via NYT

>

Source:
Sharp Trade Contraction Knows No Borders
FLOYD NORRIS
NYT, January 16, 2009

http://www.nytimes.com/2009/01/17/business/economy/17charts.html

Category: Digital Media, Economy, Markets

Please use the comments to demonstrate your own ignorance, unfamiliarity with empirical data and lack of respect for scientific knowledge. Be sure to create straw men and argue against things I have neither said nor implied. If you could repeat previously discredited memes or steer the conversation into irrelevant, off topic discussions, it would be appreciated.

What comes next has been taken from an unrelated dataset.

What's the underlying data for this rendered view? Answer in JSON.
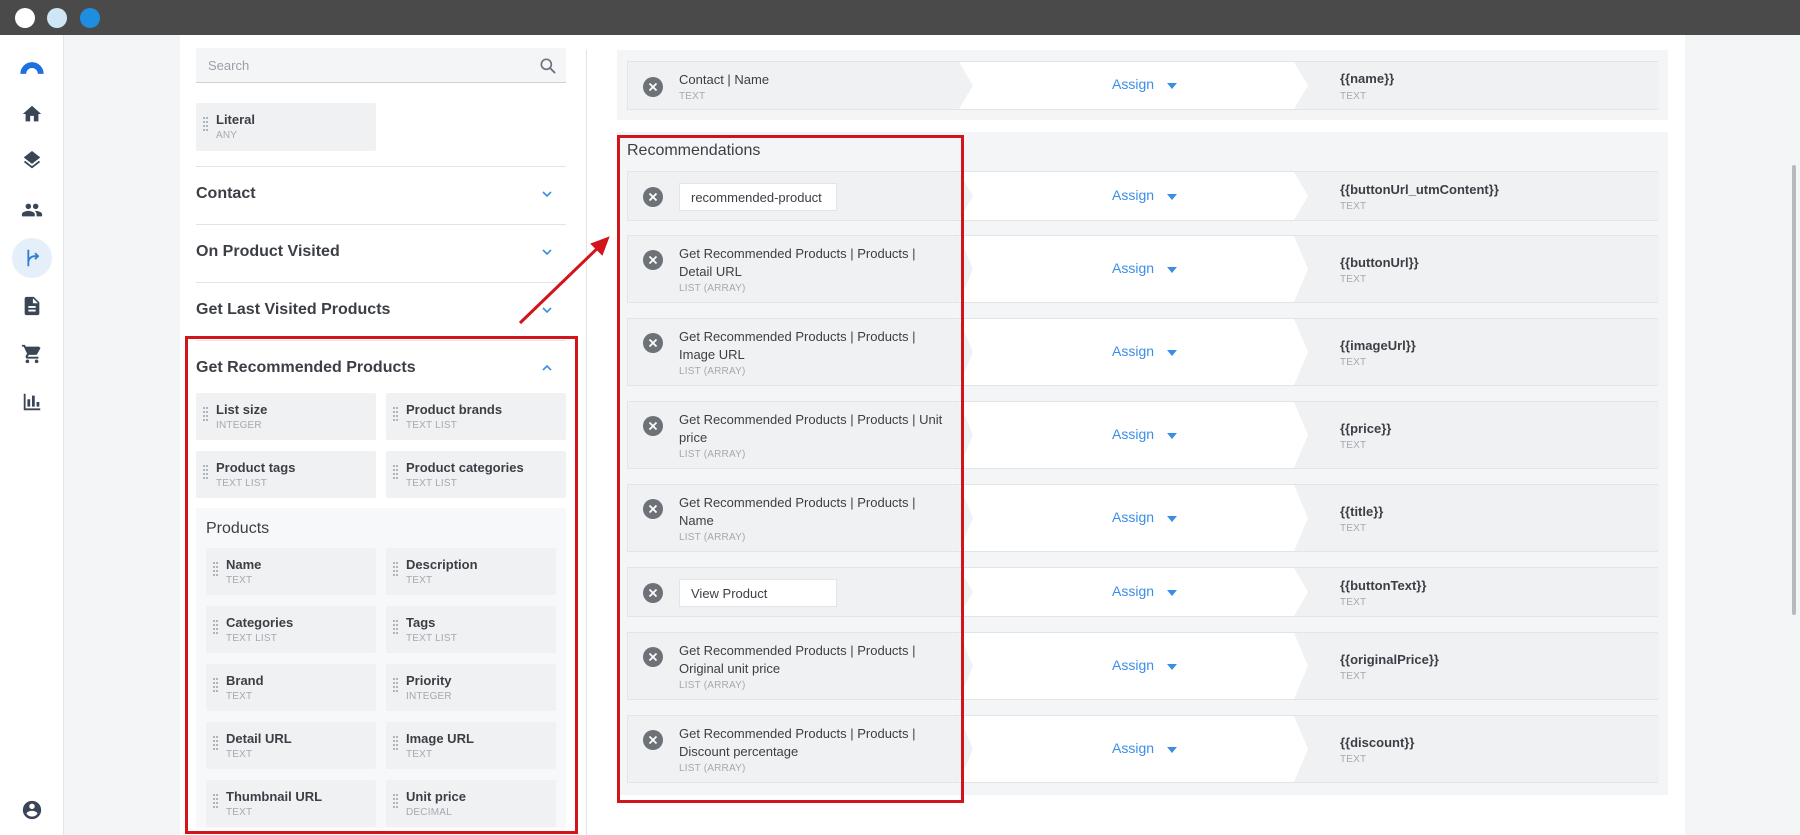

Lastly, kindly forgo all civility in your discourse . . . you are, after all, anonymous.

5 Responses to “Global Slowdown in Exports”

  1. Steve Barry says:

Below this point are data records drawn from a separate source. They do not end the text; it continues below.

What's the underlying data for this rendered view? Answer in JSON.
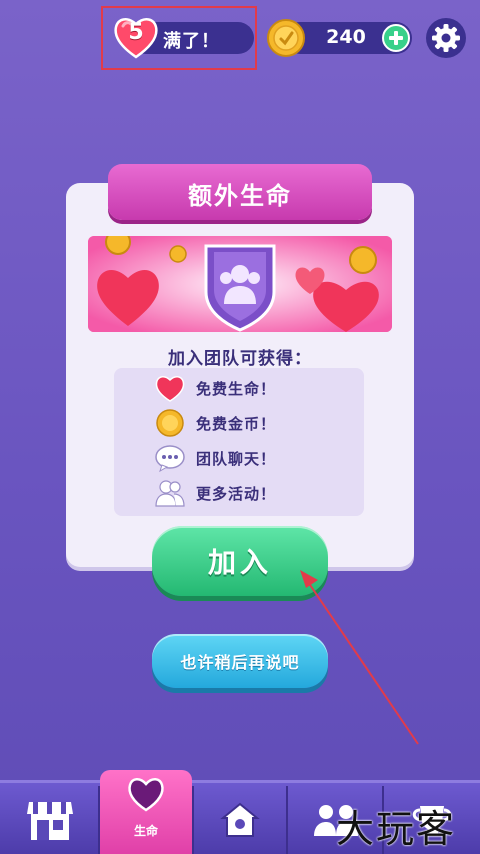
{
  "top_bar": {
    "lives_count": "5",
    "lives_status": "满了！",
    "coins": "240"
  },
  "dialog": {
    "title": "额外生命",
    "subtitle": "加入团队可获得：",
    "benefits": [
      {
        "icon": "heart-icon",
        "label": "免费生命！"
      },
      {
        "icon": "coin-icon",
        "label": "免费金币！"
      },
      {
        "icon": "chat-icon",
        "label": "团队聊天！"
      },
      {
        "icon": "people-icon",
        "label": "更多活动！"
      }
    ],
    "join_label": "加入",
    "later_label": "也许稍后再说吧"
  },
  "nav": {
    "items": [
      {
        "icon": "shop-icon",
        "label": ""
      },
      {
        "icon": "heart-icon",
        "label": "生命",
        "active": true
      },
      {
        "icon": "home-icon",
        "label": ""
      },
      {
        "icon": "team-icon",
        "label": ""
      },
      {
        "icon": "trophy-icon",
        "label": ""
      }
    ]
  },
  "watermark": "大玩客",
  "colors": {
    "background": "#6a55c0",
    "title_banner": "#c73aae",
    "join_button": "#24b872",
    "later_button": "#24a8dc",
    "highlight_box": "#e23b4a"
  }
}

    While Yardeni was lauding the “global synchronized boom”, very few of us saw the “global synchronized bust”…but it is finally here.

  2. Moss says:

    Geez… the volatility is amazing as well. I thought the World was flat!

  3. Blackhalo says:

    Apparently publishing is affected as well…

    Unfortunately, the release date for the item(s) listed below has changed, and we need to provide you with a new delivery estimate based on the new release date:

    Barry Ritholtz (Author) “Bailout Nation: How Easy Money Corrupted
    Wall Street and Shook the World Economy” [Hardcover]
    Estimated arrival date: 03/31/2009 – 04/06/2009

  4. Mike in Nola says:

    Steve:

    I dunno about not seeing the global bust. Since the booms in India and China depended on selling us stuff and, in India’s case, outsourcing from the US, it seemed pretty obvious over a year ago that they would get hit when we did.

    Curious as to whether the chart of the value of US exports more or less mirrored the value of the dollar against foreign currencies, i.e. we didn’t really export a lot more, but the number of dollars it took to pay for it varied. The chart for the US roughly corresponds to the FXE. Until last quarter of 08. Of course, my reasoning may be way off.

  5. Steve Barry says:

    Mike:

    I’m talking about back in 2006… maybe less than 1% of the population would have been predicting a global bust.